More About Mega-Alliances
By: Charles Mosteller
While the following message was written for a discussion involving another game, and not about Hyborian War, it talks about certain things relating to mega-alliances. It may or may not be of interest to you, but some Hyborian War players might find the mega-alliances aspect of this discussion posting to be of interest on the overall subject of mega-alliances. Just skim past the portions that pertain to deities, and focus on the comments about mega-alliances, if you will.
Date: Mon Apr 28, 2003 4:59 pm
Subject: A Footnote on Deities and Mega-Alliances
While I have previously read and re-read all of the complaints voiced, thus far, regarding a player-controlled deity system, in exploring the issue in greater depth, I remain convinced that within this concept is an opportunity to implement a form of check and balance on the creation of mega-alliances.
On its face, it may seem, and it has been lamented previously, that the prospect is now seen for mega-alliances to stretch into the heavens, and the potential for abuse is ripe, because of such.
However, the nexus of mega-alliances is the three C's - Communication, coordination, and cooperation. It is, as such, more a player-oriented issue than it is a kingdom or nation oriented issue.
By implementing a player-controlled deity system, a mechanism is created whereby a check and balance on mega-alliances can be instilled into the game. Not just a mechanism, but an ACTIVE mechanism, as distinguished from a PASSIVE mechanism.
The players are ACTIVE participants in the game. Their decisions, whether good or bad, are, nonetheless, ACTIVE decisions. Mega-alliances are the result of ACTIVE decisions by players.
Theoretically, on at least one level, a war between good and evil is a war between mega-alliances. A deity, in theory, would be the head of a GOOD mega-alliance, whereas another deity would be the head of the opposing EVIL mega-alliance.
In practice, however, this form of mega-alliance is checked by something already designed into the game - the free will of the mortal players.
Alliances are always strained by the individual goals and desires of the various individuals who form said alliances. The corresponding deities would naturally try to maximize the strength of their respective mega-alliances. The mortal players, however, would have different goals, and be guided by forces in addition to just what certain deities want. Players, in fact, may even feel that they couldn't care less about what the deities want or desire.
The game is, in its purest sense, a form of competition. By increasing the dynamics of competition, the nexus of mega-alliances would be correspondingly weakened. It is only by increasing the dynamics of competition that the likelihood of mega-alliances between players will decrease.

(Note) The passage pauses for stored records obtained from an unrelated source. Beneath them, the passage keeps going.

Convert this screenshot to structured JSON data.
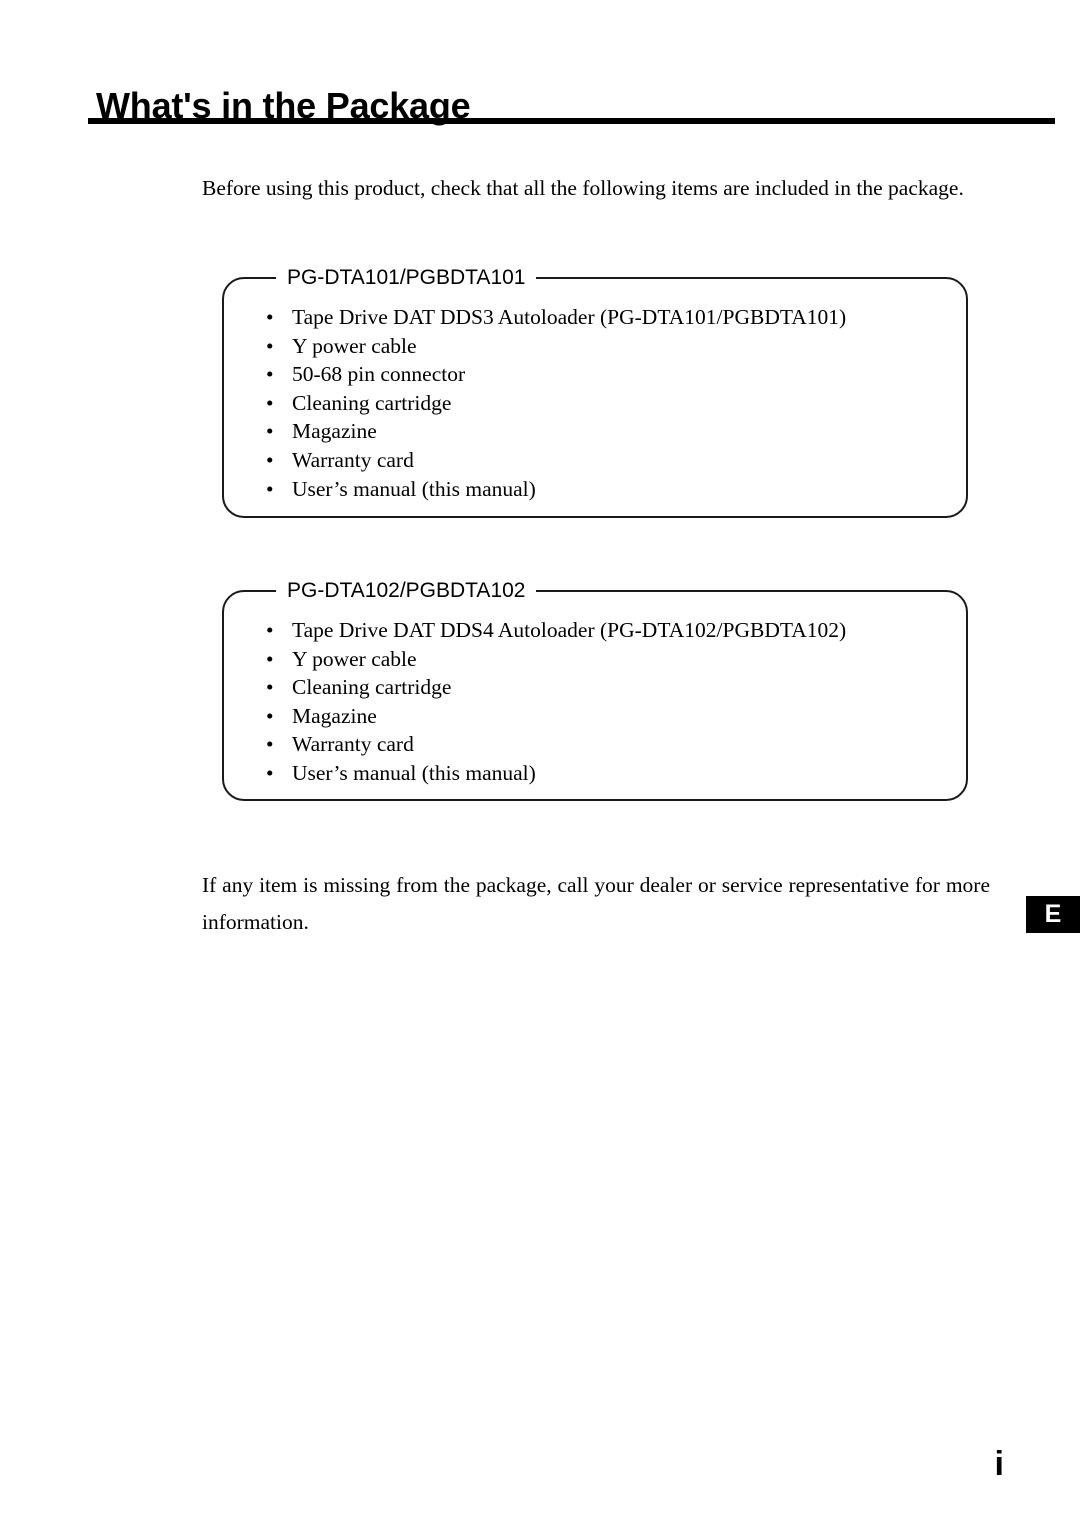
{
  "document": {
    "title": "What's in the Package",
    "intro_paragraph": "Before using this product, check that all the following items are included in the package.",
    "outro_paragraph": "If any item is missing from the package, call your dealer or service representative for more information.",
    "language_tab": "E",
    "page_number": "i"
  },
  "groups": [
    {
      "legend": "PG-DTA101/PGBDTA101",
      "bullet_glyph": "•",
      "items": [
        "Tape Drive DAT DDS3 Autoloader (PG-DTA101/PGBDTA101)",
        "Y power cable",
        "50-68 pin connector",
        "Cleaning cartridge",
        "Magazine",
        "Warranty card",
        "User’s manual (this manual)"
      ]
    },
    {
      "legend": "PG-DTA102/PGBDTA102",
      "bullet_glyph": "•",
      "items": [
        "Tape Drive DAT DDS4 Autoloader (PG-DTA102/PGBDTA102)",
        "Y power cable",
        "Cleaning cartridge",
        "Magazine",
        "Warranty card",
        "User’s manual (this manual)"
      ]
    }
  ]
}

In Middle-earth PBM, the game is composed, basically, of two mega-alliances, each vying to increase its strength by enticing or intimidating neutrals to join their respective sides. Yet, the reality of it is that, even though mega-alliances are intended and encouraged, the players tend to look after their own positions first. This is one of the beauties of human nature, where game design is concerned. It makes for predictable patterns in player behavior.
By implementing broader mega-alliances, in the form of good versus evil, driving forces will be instilled into the game that will run at odds with the will of individual players. The overall effect will be a dilution of commonality, and an increase in competitive incentive.
When either the forces of good or evil unite, in theory, their chances of prevailing increase, accordingly. However, when individual mortal kingdoms are strong, they have the least incentive to submit themselves to a greater, collective cause.
Hyborian War suffers from a lack of attention to the issue of mega-alliances. Middle-earth PBM, however, actually benefits from their design into the game structure, itself.
Kingdoms do not form mega-alliances. Players do. Until that point is realized, the ability to deal effectively with the negative ramifications of mega-alliances cannot be properly or fully addressed.
By providing the individual mortal players with incentive to be greedy, and to look after their own individual interests, you maximize the headaches of player-controlled deities positions to champion their respective causes - GOOD or EVIL.
If you eliminate the opportunity for retribution amongst the forces of good and evil, then you automatically decrease the opportunities for conflict within each of those respective mega-alliances. If a deity smites a mortal player's character, it may very well piss off the mortal player, perhaps even to such a degree that harmony within the forces of good or evil, as the respective case may be, would no longer be possible.